Task objective - Please return all of the entries below exactly as they are written.

━━ Given information

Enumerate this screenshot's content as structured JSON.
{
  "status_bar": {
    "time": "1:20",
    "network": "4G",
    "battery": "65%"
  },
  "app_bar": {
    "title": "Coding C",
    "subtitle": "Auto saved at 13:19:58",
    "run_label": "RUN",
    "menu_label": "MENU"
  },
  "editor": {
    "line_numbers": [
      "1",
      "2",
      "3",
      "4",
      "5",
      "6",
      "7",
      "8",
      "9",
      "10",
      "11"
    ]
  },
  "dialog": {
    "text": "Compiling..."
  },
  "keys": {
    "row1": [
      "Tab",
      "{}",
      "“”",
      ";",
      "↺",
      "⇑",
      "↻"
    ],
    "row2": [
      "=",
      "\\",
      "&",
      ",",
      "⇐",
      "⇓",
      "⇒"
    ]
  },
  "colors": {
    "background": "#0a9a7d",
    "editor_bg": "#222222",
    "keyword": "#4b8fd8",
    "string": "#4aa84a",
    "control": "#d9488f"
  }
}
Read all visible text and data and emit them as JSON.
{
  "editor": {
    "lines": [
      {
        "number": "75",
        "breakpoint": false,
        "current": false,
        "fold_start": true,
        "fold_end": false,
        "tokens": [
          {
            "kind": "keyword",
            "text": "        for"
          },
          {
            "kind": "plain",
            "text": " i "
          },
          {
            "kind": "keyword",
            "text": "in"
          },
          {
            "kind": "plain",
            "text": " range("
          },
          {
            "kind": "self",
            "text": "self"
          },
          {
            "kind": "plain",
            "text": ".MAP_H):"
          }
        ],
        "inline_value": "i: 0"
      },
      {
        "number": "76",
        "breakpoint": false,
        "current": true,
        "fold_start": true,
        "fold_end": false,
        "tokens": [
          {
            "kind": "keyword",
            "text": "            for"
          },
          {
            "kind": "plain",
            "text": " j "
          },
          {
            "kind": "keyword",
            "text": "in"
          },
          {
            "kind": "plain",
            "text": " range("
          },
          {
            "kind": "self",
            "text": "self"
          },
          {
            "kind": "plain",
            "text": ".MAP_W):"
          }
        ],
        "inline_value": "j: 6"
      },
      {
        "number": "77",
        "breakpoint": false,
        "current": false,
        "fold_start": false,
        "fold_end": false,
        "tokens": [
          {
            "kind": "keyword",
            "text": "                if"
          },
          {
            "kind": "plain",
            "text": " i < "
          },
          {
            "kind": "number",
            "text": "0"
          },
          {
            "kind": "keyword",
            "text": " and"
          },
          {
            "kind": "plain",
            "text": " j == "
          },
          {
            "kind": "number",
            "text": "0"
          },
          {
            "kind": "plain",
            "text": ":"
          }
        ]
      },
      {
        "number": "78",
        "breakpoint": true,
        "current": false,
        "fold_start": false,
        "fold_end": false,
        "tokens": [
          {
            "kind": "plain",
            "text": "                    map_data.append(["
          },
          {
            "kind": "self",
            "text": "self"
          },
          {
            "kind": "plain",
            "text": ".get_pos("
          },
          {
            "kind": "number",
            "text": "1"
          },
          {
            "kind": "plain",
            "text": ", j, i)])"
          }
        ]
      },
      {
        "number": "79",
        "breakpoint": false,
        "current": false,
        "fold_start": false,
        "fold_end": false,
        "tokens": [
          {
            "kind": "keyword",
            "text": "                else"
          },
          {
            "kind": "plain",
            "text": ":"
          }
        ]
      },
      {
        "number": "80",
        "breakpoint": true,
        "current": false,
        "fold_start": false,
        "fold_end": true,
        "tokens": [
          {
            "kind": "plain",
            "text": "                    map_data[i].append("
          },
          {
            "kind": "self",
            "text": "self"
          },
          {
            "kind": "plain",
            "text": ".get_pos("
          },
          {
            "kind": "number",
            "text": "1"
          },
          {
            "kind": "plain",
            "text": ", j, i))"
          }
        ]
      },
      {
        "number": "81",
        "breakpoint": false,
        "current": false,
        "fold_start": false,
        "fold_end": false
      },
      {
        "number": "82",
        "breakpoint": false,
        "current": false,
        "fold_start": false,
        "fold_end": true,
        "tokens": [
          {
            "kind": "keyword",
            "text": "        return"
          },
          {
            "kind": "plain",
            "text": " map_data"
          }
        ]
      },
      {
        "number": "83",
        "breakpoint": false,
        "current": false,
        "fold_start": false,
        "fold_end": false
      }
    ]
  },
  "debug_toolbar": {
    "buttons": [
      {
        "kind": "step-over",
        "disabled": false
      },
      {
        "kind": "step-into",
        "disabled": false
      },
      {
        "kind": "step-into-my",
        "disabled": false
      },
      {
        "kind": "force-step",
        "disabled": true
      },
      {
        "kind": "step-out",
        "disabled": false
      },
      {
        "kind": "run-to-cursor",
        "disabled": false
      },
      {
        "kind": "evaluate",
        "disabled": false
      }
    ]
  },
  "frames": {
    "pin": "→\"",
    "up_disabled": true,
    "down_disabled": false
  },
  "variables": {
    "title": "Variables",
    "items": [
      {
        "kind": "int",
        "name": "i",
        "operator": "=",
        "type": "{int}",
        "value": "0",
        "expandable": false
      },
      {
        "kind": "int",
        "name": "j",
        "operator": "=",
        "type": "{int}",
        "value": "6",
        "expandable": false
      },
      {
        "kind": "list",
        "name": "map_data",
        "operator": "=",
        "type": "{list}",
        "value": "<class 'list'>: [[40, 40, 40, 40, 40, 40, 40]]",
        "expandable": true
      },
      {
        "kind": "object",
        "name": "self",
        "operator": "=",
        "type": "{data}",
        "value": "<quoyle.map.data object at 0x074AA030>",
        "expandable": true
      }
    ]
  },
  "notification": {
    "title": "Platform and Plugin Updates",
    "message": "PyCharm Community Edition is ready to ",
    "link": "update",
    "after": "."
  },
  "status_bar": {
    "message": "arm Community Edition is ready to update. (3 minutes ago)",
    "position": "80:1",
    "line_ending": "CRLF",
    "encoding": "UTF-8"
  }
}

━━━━

Task output -
Enumerate this screenshot's content as structured JSON.
{
  "status_bar": {
    "time": "1:20",
    "network": "4G",
    "battery": "65%"
  },
  "app_bar": {
    "title": "Coding C",
    "subtitle": "Auto saved at 13:19:58",
    "run_label": "RUN",
    "menu_label": "MENU"
  },
  "editor": {
    "line_numbers": [
      "1",
      "2",
      "3",
      "4",
      "5",
      "6",
      "7",
      "8",
      "9",
      "10",
      "11"
    ]
  },
  "dialog": {
    "text": "Compiling..."
  },
  "keys": {
    "row1": [
      "Tab",
      "{}",
      "“”",
      ";",
      "↺",
      "⇑",
      "↻"
    ],
    "row2": [
      "=",
      "\\",
      "&",
      ",",
      "⇐",
      "⇓",
      "⇒"
    ]
  },
  "colors": {
    "background": "#0a9a7d",
    "editor_bg": "#222222",
    "keyword": "#4b8fd8",
    "string": "#4aa84a",
    "control": "#d9488f"
  }
}
Read all visible text and data and emit them as JSON.
{
  "editor": {
    "lines": [
      {
        "number": "75",
        "breakpoint": false,
        "current": false,
        "fold_start": true,
        "fold_end": false,
        "tokens": [
          {
            "kind": "keyword",
            "text": "        for"
          },
          {
            "kind": "plain",
            "text": " i "
          },
          {
            "kind": "keyword",
            "text": "in"
          },
          {
            "kind": "plain",
            "text": " range("
          },
          {
            "kind": "self",
            "text": "self"
          },
          {
            "kind": "plain",
            "text": ".MAP_H):"
          }
        ],
        "inline_value": "i: 0"
      },
      {
        "number": "76",
        "breakpoint": false,
        "current": true,
        "fold_start": true,
        "fold_end": false,
        "tokens": [
          {
            "kind": "keyword",
            "text": "            for"
          },
          {
            "kind": "plain",
            "text": " j "
          },
          {
            "kind": "keyword",
            "text": "in"
          },
          {
            "kind": "plain",
            "text": " range("
          },
          {
            "kind": "self",
            "text": "self"
          },
          {
            "kind": "plain",
            "text": ".MAP_W):"
          }
        ],
        "inline_value": "j: 6"
      },
      {
        "number": "77",
        "breakpoint": false,
        "current": false,
        "fold_start": false,
        "fold_end": false,
        "tokens": [
          {
            "kind": "keyword",
            "text": "                if"
          },
          {
            "kind": "plain",
            "text": " i < "
          },
          {
            "kind": "number",
            "text": "0"
          },
          {
            "kind": "keyword",
            "text": " and"
          },
          {
            "kind": "plain",
            "text": " j == "
          },
          {
            "kind": "number",
            "text": "0"
          },
          {
            "kind": "plain",
            "text": ":"
          }
        ]
      },
      {
        "number": "78",
        "breakpoint": true,
        "current": false,
        "fold_start": false,
        "fold_end": false,
        "tokens": [
          {
            "kind": "plain",
            "text": "                    map_data.append(["
          },
          {
            "kind": "self",
            "text": "self"
          },
          {
            "kind": "plain",
            "text": ".get_pos("
          },
          {
            "kind": "number",
            "text": "1"
          },
          {
            "kind": "plain",
            "text": ", j, i)])"
          }
        ]
      },
      {
        "number": "79",
        "breakpoint": false,
        "current": false,
        "fold_start": false,
        "fold_end": false,
        "tokens": [
          {
            "kind": "keyword",
            "text": "                else"
          },
          {
            "kind": "plain",
            "text": ":"
          }
        ]
      },
      {
        "number": "80",
        "breakpoint": true,
        "current": false,
        "fold_start": false,
        "fold_end": true,
        "tokens": [
          {
            "kind": "plain",
            "text": "                    map_data[i].append("
          },
          {
            "kind": "self",
            "text": "self"
          },
          {
            "kind": "plain",
            "text": ".get_pos("
          },
          {
            "kind": "number",
            "text": "1"
          },
          {
            "kind": "plain",
            "text": ", j, i))"
          }
        ]
      },
      {
        "number": "81",
        "breakpoint": false,
        "current": false,
        "fold_start": false,
        "fold_end": false
      },
      {
        "number": "82",
        "breakpoint": false,
        "current": false,
        "fold_start": false,
        "fold_end": true,
        "tokens": [
          {
            "kind": "keyword",
            "text": "        return"
          },
          {
            "kind": "plain",
            "text": " map_data"
          }
        ]
      },
      {
        "number": "83",
        "breakpoint": false,
        "current": false,
        "fold_start": false,
        "fold_end": false
      }
    ]
  },
  "debug_toolbar": {
    "buttons": [
      {
        "kind": "step-over",
        "disabled": false
      },
      {
        "kind": "step-into",
        "disabled": false
      },
      {
        "kind": "step-into-my",
        "disabled": false
      },
      {
        "kind": "force-step",
        "disabled": true
      },
      {
        "kind": "step-out",
        "disabled": false
      },
      {
        "kind": "run-to-cursor",
        "disabled": false
      },
      {
        "kind": "evaluate",
        "disabled": false
      }
    ]
  },
  "frames": {
    "pin": "→\"",
    "up_disabled": true,
    "down_disabled": false
  },
  "variables": {
    "title": "Variables",
    "items": [
      {
        "kind": "int",
        "name": "i",
        "operator": "=",
        "type": "{int}",
        "value": "0",
        "expandable": false
      },
      {
        "kind": "int",
        "name": "j",
        "operator": "=",
        "type": "{int}",
        "value": "6",
        "expandable": false
      },
      {
        "kind": "list",
        "name": "map_data",
        "operator": "=",
        "type": "{list}",
        "value": "<class 'list'>: [[40, 40, 40, 40, 40, 40, 40]]",
        "expandable": true
      },
      {
        "kind": "object",
        "name": "self",
        "operator": "=",
        "type": "{data}",
        "value": "<quoyle.map.data object at 0x074AA030>",
        "expandable": true
      }
    ]
  },
  "notification": {
    "title": "Platform and Plugin Updates",
    "message": "PyCharm Community Edition is ready to ",
    "link": "update",
    "after": "."
  },
  "status_bar": {
    "message": "arm Community Edition is ready to update. (3 minutes ago)",
    "position": "80:1",
    "line_ending": "CRLF",
    "encoding": "UTF-8"
  }
}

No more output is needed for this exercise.